Thousands remain stranded at Burning Man festival after torrential weather conditions caused the desert plains to turn to mud. Punters are waiting on the green signal to leave today as boggy conditions clear.
The washout has now cleared and the ground is said to be drying, but “a little over 70,000” still remained on the festival site as of yesterday, September 3, as the festival was due to end, according to Nathan Carmichael, a sergeant from Pershing County Sheriff’s Office.
The weeklong festival - attended by some 70,000 people annually - is held in Black Rock City in Nevada, a dried desert lake bed that typically sees extremely hot weather each year when Burning Man takes place. The festival was delayed kicking off this year due to nearby Hurricane Hillary.
Heavy rain conditions began over the weekend, causing the landscape to churn into a “mud bath” with two to three months’ worth of rainfall in just 24 hours between Friday and Saturday.
Punters were urged to take shelter and conserve food and water until conditions improved, while all toilets ceased to work. Festivalgoers were also unable to manoeuvre through the thick mud in vehicles and were told to remain on site until the ground had dried.
The BBC reported this morning that the ground is now dry enough for vehicles to begin moving again without getting stuck in the mud. Roads are expected to open again, with further updates due from Burning Man today.
Organisers have warned against walking around barefoot in the mud to avoid "playa foot", a chemical reaction caused by the alkaline soil of the dried lake bed that can burn your skin.
Speaking to CBS News, actor Justin Schuman explained: "It's very alkaline so you do have to be careful for no prolonged exposure of your skin to the mud because apparently it can start to really gently burn your skin."
On the festival atmosphere, Schuman added: "What I have seen personally is resilience. I've seen a huge amount of people coming together, I have seen strangers hugging strangers, I have seen people gifting things to others."
The annual effigy burning, which takes place on the last day of Burning Man each year, has been postponed. Organisers are hopeful it will go ahead tonight, September 4, instead.
One 40-year-old man died at the festival over the weekend, authorities reported on Saturday. His death was said to be “unrelated” to the weather conditions, but few details have been given.

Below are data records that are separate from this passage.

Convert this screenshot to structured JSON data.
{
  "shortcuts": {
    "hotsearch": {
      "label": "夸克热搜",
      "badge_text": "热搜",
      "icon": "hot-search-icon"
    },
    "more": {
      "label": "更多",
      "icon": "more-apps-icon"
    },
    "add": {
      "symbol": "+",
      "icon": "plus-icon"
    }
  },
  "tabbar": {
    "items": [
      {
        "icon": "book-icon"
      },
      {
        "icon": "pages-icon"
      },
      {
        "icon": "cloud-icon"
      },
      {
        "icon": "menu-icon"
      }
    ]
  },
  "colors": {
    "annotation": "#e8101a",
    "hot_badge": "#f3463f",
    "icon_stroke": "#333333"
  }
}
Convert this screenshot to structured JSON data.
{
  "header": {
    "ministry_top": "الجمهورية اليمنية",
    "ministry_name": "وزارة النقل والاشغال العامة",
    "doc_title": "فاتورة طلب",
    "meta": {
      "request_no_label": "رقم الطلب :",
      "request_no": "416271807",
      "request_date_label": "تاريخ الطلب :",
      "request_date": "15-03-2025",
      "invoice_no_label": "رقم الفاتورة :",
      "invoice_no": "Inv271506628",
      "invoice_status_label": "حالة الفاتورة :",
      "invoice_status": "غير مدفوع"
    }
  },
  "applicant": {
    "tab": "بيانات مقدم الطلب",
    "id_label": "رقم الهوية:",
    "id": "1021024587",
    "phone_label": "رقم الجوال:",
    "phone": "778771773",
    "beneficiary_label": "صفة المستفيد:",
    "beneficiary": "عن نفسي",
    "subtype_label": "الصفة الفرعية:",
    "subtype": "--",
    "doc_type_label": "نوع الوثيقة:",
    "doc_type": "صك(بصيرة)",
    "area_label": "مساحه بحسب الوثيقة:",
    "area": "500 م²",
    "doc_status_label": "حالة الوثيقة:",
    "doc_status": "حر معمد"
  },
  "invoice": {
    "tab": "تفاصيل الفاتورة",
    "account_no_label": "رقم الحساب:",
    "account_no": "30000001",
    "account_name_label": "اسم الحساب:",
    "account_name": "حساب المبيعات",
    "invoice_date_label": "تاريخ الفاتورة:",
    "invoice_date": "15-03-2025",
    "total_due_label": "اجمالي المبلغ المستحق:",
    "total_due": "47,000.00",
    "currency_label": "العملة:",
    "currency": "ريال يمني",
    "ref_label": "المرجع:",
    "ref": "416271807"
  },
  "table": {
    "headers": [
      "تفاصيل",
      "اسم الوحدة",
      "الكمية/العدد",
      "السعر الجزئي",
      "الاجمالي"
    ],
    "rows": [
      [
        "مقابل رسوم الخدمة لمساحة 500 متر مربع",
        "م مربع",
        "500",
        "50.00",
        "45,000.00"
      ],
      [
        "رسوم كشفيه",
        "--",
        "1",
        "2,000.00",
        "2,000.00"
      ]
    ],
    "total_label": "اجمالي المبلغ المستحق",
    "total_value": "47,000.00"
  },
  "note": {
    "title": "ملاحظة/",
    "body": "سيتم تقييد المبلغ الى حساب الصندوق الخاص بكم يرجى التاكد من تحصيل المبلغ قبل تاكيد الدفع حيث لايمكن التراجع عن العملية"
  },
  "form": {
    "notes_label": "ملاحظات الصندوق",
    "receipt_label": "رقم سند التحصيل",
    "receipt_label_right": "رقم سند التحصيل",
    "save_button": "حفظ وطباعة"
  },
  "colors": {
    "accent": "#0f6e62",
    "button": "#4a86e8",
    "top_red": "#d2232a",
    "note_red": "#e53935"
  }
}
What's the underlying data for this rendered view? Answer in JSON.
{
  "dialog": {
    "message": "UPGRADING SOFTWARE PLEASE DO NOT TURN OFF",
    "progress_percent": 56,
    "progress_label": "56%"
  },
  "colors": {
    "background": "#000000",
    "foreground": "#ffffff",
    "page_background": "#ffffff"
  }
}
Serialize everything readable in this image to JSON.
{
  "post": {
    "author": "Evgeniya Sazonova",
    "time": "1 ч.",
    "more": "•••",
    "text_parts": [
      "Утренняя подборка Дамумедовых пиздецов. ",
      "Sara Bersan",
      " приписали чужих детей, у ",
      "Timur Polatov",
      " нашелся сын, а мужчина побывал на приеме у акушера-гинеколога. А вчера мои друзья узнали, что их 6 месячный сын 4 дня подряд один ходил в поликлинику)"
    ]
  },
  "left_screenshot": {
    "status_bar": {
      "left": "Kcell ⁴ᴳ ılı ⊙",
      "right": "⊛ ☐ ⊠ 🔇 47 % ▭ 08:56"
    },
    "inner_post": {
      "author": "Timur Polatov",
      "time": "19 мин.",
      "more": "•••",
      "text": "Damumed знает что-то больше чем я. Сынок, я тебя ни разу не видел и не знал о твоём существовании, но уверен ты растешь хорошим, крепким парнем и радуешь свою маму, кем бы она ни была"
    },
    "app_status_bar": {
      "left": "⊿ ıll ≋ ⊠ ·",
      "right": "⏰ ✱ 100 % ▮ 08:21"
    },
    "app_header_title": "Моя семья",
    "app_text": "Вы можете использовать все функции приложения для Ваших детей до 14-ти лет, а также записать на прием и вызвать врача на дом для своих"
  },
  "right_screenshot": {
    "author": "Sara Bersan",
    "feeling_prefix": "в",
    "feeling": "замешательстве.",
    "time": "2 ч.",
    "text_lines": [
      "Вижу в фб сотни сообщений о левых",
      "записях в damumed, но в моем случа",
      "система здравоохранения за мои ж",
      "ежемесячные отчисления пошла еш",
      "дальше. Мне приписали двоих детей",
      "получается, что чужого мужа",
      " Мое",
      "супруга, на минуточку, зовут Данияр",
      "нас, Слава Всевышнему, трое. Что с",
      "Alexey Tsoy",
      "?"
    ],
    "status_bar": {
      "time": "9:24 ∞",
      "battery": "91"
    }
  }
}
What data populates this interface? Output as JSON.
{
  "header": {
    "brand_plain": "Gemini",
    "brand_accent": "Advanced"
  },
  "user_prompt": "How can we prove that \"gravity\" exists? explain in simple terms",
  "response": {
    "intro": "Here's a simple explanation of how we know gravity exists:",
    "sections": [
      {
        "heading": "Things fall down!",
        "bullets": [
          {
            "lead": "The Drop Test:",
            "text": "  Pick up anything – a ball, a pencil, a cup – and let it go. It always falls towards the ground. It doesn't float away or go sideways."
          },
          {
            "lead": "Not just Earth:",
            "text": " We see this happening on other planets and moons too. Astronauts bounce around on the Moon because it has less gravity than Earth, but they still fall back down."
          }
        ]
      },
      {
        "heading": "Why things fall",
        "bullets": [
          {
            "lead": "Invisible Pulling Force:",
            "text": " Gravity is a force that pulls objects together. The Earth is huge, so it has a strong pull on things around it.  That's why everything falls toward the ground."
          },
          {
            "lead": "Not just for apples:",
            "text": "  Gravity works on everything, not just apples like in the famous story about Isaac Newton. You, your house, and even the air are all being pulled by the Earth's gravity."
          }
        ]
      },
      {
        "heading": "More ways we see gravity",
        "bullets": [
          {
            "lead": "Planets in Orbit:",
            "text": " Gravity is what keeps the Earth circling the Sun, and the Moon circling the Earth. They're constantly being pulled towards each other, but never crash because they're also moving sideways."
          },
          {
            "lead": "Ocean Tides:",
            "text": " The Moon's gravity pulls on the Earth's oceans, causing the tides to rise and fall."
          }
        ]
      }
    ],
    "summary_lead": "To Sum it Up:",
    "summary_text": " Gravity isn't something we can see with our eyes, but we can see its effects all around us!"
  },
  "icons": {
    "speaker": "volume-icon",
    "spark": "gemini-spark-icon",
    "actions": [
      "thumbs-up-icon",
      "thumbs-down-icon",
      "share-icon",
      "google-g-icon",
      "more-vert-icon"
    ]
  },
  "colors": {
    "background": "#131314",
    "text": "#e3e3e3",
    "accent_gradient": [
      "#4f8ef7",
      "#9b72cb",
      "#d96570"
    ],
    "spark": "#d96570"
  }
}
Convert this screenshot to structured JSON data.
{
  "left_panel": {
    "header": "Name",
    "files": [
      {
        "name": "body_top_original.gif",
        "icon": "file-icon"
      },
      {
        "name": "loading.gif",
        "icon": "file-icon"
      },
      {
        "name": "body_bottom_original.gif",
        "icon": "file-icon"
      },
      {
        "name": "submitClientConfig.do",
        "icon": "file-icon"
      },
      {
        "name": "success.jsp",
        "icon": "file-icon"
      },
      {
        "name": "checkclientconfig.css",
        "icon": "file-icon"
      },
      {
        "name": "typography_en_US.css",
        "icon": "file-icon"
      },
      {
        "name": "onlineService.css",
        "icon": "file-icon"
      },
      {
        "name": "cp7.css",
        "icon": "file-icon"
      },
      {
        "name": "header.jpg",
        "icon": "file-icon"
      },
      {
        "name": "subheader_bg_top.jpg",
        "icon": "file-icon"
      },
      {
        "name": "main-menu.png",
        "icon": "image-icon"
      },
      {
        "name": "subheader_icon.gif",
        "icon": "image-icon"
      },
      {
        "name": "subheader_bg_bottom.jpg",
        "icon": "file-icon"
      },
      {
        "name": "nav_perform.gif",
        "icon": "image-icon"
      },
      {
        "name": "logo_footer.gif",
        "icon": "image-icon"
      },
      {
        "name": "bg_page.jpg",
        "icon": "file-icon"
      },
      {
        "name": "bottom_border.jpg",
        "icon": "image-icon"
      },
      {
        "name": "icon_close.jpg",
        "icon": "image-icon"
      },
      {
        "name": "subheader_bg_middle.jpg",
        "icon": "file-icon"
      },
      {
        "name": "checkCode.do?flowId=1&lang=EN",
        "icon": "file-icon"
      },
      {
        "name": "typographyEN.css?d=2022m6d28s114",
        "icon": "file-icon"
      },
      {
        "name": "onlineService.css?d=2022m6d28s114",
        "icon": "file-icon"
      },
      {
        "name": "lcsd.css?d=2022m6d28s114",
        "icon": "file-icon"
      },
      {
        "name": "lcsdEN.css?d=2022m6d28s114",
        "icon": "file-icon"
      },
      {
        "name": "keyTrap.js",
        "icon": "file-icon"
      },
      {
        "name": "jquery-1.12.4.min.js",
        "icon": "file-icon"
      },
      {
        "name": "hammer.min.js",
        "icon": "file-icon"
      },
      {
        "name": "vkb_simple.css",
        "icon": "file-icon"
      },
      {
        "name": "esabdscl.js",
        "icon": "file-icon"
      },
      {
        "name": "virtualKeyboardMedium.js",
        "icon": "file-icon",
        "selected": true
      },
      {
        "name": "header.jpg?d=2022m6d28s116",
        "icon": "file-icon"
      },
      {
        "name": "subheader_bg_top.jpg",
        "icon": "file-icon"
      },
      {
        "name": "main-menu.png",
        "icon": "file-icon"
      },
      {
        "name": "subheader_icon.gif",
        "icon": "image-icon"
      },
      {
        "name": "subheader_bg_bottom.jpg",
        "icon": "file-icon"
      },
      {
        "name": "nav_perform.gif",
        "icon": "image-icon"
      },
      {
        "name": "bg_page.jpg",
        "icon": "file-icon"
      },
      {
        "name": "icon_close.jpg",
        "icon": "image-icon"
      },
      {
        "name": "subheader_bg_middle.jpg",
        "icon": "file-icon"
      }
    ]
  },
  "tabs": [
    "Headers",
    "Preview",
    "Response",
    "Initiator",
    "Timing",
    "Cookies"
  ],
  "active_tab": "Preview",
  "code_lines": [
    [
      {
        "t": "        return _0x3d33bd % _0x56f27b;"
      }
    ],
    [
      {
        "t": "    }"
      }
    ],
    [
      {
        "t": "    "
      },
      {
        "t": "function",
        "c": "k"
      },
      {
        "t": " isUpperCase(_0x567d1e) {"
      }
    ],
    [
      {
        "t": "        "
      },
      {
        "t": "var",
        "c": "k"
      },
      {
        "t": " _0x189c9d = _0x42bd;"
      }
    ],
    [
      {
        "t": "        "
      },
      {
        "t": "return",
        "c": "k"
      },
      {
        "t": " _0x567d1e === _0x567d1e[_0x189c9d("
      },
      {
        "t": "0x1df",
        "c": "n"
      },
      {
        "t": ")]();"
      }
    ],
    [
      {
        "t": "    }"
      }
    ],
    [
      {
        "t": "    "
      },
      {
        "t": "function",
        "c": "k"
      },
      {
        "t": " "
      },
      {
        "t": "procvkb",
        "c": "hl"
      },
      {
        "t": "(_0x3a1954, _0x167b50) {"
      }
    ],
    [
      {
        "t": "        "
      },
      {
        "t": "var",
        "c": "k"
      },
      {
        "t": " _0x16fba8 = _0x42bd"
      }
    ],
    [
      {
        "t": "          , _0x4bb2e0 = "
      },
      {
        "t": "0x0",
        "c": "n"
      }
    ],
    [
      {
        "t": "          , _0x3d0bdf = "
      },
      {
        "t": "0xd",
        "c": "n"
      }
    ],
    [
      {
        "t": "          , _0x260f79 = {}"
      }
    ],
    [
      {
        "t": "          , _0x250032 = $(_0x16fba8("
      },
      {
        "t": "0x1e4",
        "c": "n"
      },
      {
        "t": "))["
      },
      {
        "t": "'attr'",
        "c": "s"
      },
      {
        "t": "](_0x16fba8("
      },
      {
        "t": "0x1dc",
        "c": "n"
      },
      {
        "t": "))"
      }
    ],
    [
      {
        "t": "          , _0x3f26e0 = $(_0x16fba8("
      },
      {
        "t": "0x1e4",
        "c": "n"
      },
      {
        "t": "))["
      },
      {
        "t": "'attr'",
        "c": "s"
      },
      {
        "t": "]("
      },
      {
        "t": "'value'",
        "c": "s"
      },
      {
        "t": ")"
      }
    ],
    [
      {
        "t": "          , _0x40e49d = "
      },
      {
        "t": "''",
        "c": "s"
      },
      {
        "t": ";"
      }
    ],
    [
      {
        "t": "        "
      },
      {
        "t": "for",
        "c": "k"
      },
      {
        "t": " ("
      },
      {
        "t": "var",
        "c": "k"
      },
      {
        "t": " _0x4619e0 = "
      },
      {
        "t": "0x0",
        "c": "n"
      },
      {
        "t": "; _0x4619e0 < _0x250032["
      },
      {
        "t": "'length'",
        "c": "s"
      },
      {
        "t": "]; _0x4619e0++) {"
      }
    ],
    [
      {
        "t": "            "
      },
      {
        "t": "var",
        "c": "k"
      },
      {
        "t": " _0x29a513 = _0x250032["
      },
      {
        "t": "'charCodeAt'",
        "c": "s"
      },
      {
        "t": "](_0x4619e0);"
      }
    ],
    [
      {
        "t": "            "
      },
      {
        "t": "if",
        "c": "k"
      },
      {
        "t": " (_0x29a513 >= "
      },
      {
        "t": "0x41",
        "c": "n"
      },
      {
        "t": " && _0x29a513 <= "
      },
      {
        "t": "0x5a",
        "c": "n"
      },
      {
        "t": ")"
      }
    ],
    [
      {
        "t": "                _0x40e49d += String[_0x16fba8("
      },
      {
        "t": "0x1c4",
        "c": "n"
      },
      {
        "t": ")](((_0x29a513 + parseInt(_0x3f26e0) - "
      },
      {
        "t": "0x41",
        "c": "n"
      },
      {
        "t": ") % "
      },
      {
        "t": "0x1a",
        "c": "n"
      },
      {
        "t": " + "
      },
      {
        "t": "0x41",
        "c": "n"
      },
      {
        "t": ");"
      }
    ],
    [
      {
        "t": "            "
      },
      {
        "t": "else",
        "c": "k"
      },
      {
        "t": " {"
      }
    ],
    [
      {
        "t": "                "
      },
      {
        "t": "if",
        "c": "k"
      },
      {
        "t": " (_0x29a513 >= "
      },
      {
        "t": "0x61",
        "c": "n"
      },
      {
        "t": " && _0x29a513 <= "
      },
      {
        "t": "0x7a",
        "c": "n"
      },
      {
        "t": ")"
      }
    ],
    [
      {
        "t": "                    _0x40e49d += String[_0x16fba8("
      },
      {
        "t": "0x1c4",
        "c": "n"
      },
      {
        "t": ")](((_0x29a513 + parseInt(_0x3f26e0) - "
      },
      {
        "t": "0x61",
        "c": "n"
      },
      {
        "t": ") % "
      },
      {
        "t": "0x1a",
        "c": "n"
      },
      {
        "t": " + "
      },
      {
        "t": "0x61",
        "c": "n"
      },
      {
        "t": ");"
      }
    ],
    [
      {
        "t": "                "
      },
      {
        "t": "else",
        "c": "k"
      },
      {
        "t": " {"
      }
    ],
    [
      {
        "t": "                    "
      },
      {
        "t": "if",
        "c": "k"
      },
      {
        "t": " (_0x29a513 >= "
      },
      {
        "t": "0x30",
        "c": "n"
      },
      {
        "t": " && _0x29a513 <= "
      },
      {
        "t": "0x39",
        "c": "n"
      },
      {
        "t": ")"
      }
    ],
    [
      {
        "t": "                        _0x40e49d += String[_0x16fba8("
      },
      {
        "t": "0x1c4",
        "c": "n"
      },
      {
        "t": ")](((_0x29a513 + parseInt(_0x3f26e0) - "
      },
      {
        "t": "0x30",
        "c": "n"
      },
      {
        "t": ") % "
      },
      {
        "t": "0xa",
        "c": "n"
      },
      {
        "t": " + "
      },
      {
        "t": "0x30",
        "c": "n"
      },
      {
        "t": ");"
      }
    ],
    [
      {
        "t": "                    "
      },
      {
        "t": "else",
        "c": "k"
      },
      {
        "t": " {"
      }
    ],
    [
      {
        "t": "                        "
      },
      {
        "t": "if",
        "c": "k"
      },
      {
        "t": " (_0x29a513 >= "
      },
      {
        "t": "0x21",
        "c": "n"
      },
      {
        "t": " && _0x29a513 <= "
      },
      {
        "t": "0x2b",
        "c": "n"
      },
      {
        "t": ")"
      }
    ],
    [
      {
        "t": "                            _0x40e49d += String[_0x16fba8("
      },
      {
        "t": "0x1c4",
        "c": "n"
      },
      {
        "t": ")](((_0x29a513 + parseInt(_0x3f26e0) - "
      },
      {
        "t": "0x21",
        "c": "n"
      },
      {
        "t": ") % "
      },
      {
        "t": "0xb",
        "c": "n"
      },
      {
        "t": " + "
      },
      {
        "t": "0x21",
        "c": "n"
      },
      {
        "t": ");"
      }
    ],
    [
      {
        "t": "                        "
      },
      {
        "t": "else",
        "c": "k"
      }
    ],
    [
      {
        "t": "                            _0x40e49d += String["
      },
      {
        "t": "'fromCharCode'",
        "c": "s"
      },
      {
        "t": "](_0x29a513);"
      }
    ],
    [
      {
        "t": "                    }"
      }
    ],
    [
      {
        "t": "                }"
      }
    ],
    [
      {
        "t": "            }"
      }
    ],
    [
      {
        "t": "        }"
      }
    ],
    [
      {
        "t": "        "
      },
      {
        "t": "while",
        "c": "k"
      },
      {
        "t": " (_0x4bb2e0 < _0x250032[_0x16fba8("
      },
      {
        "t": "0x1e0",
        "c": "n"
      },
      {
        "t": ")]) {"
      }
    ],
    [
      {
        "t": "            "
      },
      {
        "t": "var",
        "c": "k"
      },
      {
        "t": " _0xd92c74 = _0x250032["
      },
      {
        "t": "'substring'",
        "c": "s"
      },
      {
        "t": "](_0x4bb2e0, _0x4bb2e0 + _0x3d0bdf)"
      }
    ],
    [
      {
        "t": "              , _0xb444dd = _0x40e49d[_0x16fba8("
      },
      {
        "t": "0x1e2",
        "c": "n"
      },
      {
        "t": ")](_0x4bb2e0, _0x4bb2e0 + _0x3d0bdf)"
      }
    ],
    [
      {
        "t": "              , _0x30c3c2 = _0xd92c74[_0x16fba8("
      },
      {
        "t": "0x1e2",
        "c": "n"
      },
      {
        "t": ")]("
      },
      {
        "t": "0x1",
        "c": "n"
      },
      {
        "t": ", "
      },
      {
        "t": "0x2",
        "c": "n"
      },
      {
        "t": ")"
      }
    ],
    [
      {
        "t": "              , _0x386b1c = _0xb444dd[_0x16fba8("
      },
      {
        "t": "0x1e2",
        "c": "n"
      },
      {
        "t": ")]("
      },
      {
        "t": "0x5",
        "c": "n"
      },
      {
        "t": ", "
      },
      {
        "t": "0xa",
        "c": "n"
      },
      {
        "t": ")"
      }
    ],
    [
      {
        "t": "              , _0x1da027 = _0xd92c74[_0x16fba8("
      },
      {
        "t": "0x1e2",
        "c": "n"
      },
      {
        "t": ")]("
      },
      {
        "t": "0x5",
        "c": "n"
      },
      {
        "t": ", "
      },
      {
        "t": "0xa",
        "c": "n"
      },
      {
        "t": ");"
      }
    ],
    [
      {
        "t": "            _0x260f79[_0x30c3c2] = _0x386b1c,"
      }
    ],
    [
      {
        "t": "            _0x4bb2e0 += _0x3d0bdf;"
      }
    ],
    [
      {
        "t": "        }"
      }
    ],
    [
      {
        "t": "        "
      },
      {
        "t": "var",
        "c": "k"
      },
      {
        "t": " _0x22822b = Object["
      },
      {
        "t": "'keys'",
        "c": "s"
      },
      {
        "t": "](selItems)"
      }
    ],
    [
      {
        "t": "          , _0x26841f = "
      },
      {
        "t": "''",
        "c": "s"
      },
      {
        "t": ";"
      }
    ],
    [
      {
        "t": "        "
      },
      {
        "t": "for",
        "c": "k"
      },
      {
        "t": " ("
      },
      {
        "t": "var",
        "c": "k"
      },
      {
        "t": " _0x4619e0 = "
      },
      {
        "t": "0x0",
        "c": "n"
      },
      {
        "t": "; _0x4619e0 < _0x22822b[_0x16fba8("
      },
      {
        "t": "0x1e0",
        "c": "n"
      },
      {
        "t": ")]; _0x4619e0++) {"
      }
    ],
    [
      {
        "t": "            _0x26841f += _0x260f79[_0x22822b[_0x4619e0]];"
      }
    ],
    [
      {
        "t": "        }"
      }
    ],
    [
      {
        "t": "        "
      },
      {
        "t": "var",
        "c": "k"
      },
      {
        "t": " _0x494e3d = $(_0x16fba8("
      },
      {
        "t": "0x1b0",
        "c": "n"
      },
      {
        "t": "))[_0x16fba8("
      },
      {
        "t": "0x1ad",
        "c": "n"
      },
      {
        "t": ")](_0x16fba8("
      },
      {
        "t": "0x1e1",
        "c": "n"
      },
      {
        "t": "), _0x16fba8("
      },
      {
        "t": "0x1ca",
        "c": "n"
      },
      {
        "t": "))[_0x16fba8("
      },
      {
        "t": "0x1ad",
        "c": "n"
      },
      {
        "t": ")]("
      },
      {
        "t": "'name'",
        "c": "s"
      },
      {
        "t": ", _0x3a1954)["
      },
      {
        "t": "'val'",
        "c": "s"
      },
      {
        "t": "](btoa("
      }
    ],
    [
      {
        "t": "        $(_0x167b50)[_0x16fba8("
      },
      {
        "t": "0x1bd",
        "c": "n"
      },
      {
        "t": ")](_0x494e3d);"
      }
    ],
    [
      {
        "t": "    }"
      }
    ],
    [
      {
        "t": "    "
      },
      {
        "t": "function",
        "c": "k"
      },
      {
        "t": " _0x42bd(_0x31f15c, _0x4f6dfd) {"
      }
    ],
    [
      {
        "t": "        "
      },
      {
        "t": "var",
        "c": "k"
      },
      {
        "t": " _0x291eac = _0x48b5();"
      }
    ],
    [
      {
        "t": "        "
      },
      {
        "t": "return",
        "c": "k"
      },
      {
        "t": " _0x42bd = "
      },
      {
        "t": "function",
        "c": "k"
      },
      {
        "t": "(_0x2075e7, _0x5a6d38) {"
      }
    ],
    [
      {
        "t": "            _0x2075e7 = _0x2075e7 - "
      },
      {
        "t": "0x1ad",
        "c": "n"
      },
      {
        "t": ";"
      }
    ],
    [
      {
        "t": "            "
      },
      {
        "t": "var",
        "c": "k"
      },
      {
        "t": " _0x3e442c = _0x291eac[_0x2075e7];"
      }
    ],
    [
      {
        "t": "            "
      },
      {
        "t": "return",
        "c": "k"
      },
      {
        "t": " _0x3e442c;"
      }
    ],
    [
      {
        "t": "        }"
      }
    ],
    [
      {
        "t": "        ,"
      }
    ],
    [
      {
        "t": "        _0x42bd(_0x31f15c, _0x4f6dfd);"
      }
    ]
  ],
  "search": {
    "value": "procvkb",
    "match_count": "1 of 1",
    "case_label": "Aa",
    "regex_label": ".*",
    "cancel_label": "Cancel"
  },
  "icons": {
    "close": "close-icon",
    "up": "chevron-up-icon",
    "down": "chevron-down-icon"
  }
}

Emergency services were called in regards to the unnamed man on Friday after he was found unresponsive on the playa, festival organisers said, but they were unable to resuscitate him. His next of kin have been informed.
Gemma Ross is Mixmag's Assistant Editor, follow her on Twitter